8. Become a Ninja at a Risky Kids Gym
Like We Rock the Spectrum, Risky Kids is an inclusive program for all children. Risky Kids takes the concept of play and challenges and puts those skills into parkour, ninja warrior, and obstacle course racing. Research has shown that children who engage in risky play show increases in self-esteem, communication, and socio-emotional wellbeing. Staff are trained to support neurodiverse children so that all children can actively participate in the program. 

Places around Melbourne are genuinely starting to create inclusive atmospheres for all their visitors. There still is a way to go, but the more knowledge, education, and understanding that is created, the more likely we are to creating an inclusive community. What are some of your favourite inclusive summer activities? Please share them in the comments below!

And until next time...
Stay curious!


  1. I think it's great to find activities that can involve the whole family !!!

  2. Excellent suggestions for activities! They all sound like so much fun for kids :)

  3. I love how you found activities the whole family can do

  4. Hat off to them for the effort of including neurodiverse families. And these activities sound like a ton of fun!

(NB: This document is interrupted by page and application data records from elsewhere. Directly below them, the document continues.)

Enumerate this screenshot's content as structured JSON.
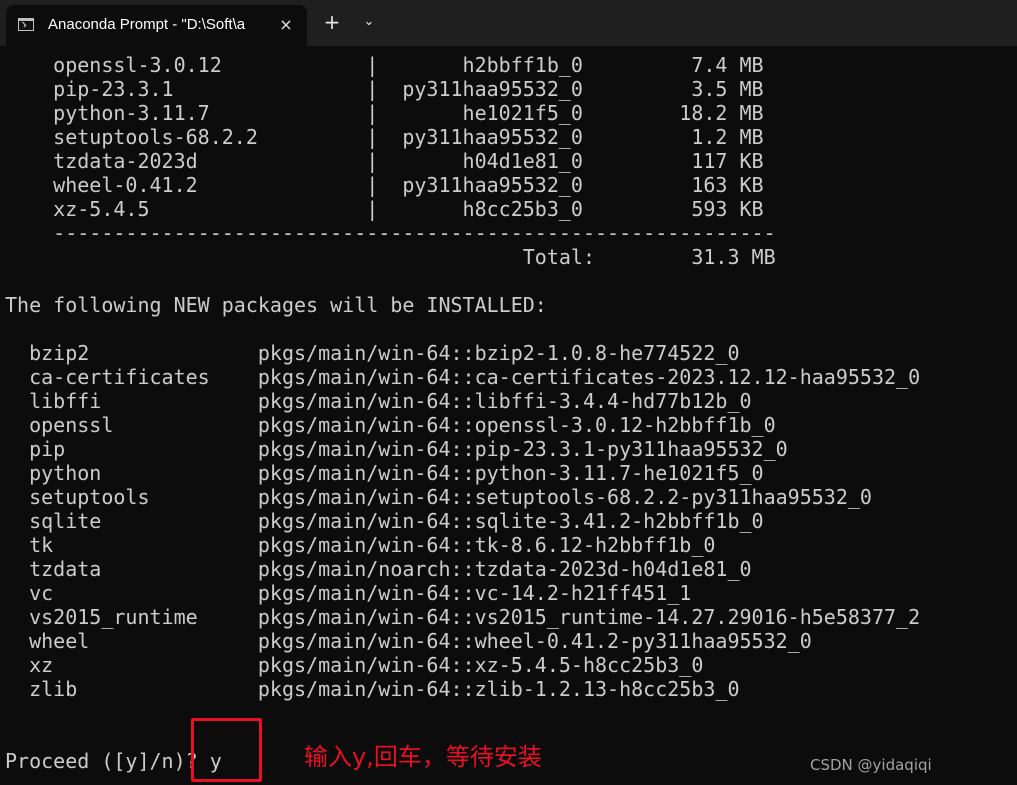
{
  "tab": {
    "title": "Anaconda Prompt - \"D:\\Soft\\a",
    "icon": "terminal-icon",
    "close_icon": "×",
    "new_tab_icon": "+",
    "dropdown_icon": "⌄"
  },
  "terminal": {
    "lines": [
      "    openssl-3.0.12            |       h2bbff1b_0         7.4 MB",
      "    pip-23.3.1                |  py311haa95532_0         3.5 MB",
      "    python-3.11.7             |       he1021f5_0        18.2 MB",
      "    setuptools-68.2.2         |  py311haa95532_0         1.2 MB",
      "    tzdata-2023d              |       h04d1e81_0         117 KB",
      "    wheel-0.41.2              |  py311haa95532_0         163 KB",
      "    xz-5.4.5                  |       h8cc25b3_0         593 KB",
      "    ------------------------------------------------------------",
      "                                           Total:        31.3 MB",
      "",
      "The following NEW packages will be INSTALLED:",
      "",
      "  bzip2              pkgs/main/win-64::bzip2-1.0.8-he774522_0",
      "  ca-certificates    pkgs/main/win-64::ca-certificates-2023.12.12-haa95532_0",
      "  libffi             pkgs/main/win-64::libffi-3.4.4-hd77b12b_0",
      "  openssl            pkgs/main/win-64::openssl-3.0.12-h2bbff1b_0",
      "  pip                pkgs/main/win-64::pip-23.3.1-py311haa95532_0",
      "  python             pkgs/main/win-64::python-3.11.7-he1021f5_0",
      "  setuptools         pkgs/main/win-64::setuptools-68.2.2-py311haa95532_0",
      "  sqlite             pkgs/main/win-64::sqlite-3.41.2-h2bbff1b_0",
      "  tk                 pkgs/main/win-64::tk-8.6.12-h2bbff1b_0",
      "  tzdata             pkgs/main/noarch::tzdata-2023d-h04d1e81_0",
      "  vc                 pkgs/main/win-64::vc-14.2-h21ff451_1",
      "  vs2015_runtime     pkgs/main/win-64::vs2015_runtime-14.27.29016-h5e58377_2",
      "  wheel              pkgs/main/win-64::wheel-0.41.2-py311haa95532_0",
      "  xz                 pkgs/main/win-64::xz-5.4.5-h8cc25b3_0",
      "  zlib               pkgs/main/win-64::zlib-1.2.13-h8cc25b3_0",
      "",
      "",
      "Proceed ([y]/n)? y"
    ]
  },
  "annotation": {
    "text": "输入y,回车，等待安装"
  },
  "watermark": {
    "text": "CSDN @yidaqiqi"
  },
  "colors": {
    "background": "#0c0c0c",
    "terminal_text": "#cccccc",
    "highlight_red": "#e81123",
    "tab_bar": "#1f1f1f"
  }
}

  5. I would love to check out the fairy caves. These sound like awesome activities.

  6. I would LOVE To visit melbourne one day!! Great article though! Love the sound of these family friendly activities

  7. It's nice that Melbourne is offering all of this.I have an autistic son, so I'm always on the lookout for inclusive activities.

    1. They're definitely working to make all activities more inclusive. It's a step in the right direction but we still have a long way to go. I hope you have some inclusive activities around you're area.

  8. Melbourne is definitely on my list to visit one day! I like that these inclusive activities have a mix of adventure and education!

  9. Oh wow there are so many fun things to do! I hope I'm able to get to Melbourne someday. Thanks so much for sharing this with all of us!

  10. It is awesome that there are lots of places in Melbourne that are paying attention to this issue. My daughter actually works with museums where she lives to raise awareness of how to help make the experience better for families with special needs members. I hope this movement keeps getting traction.

  11. These activities are great! They have activities that involves the whole family. I love that they have Sensory Friendly Movie Sessions

  12. As a big movie fan I always love finding ways to make movies more appealing. That's so cool they have the sensory friendly movie sessions. Definitely a way to get people who struggle to still appreciate the films in a way that won't make them go into sensory overload.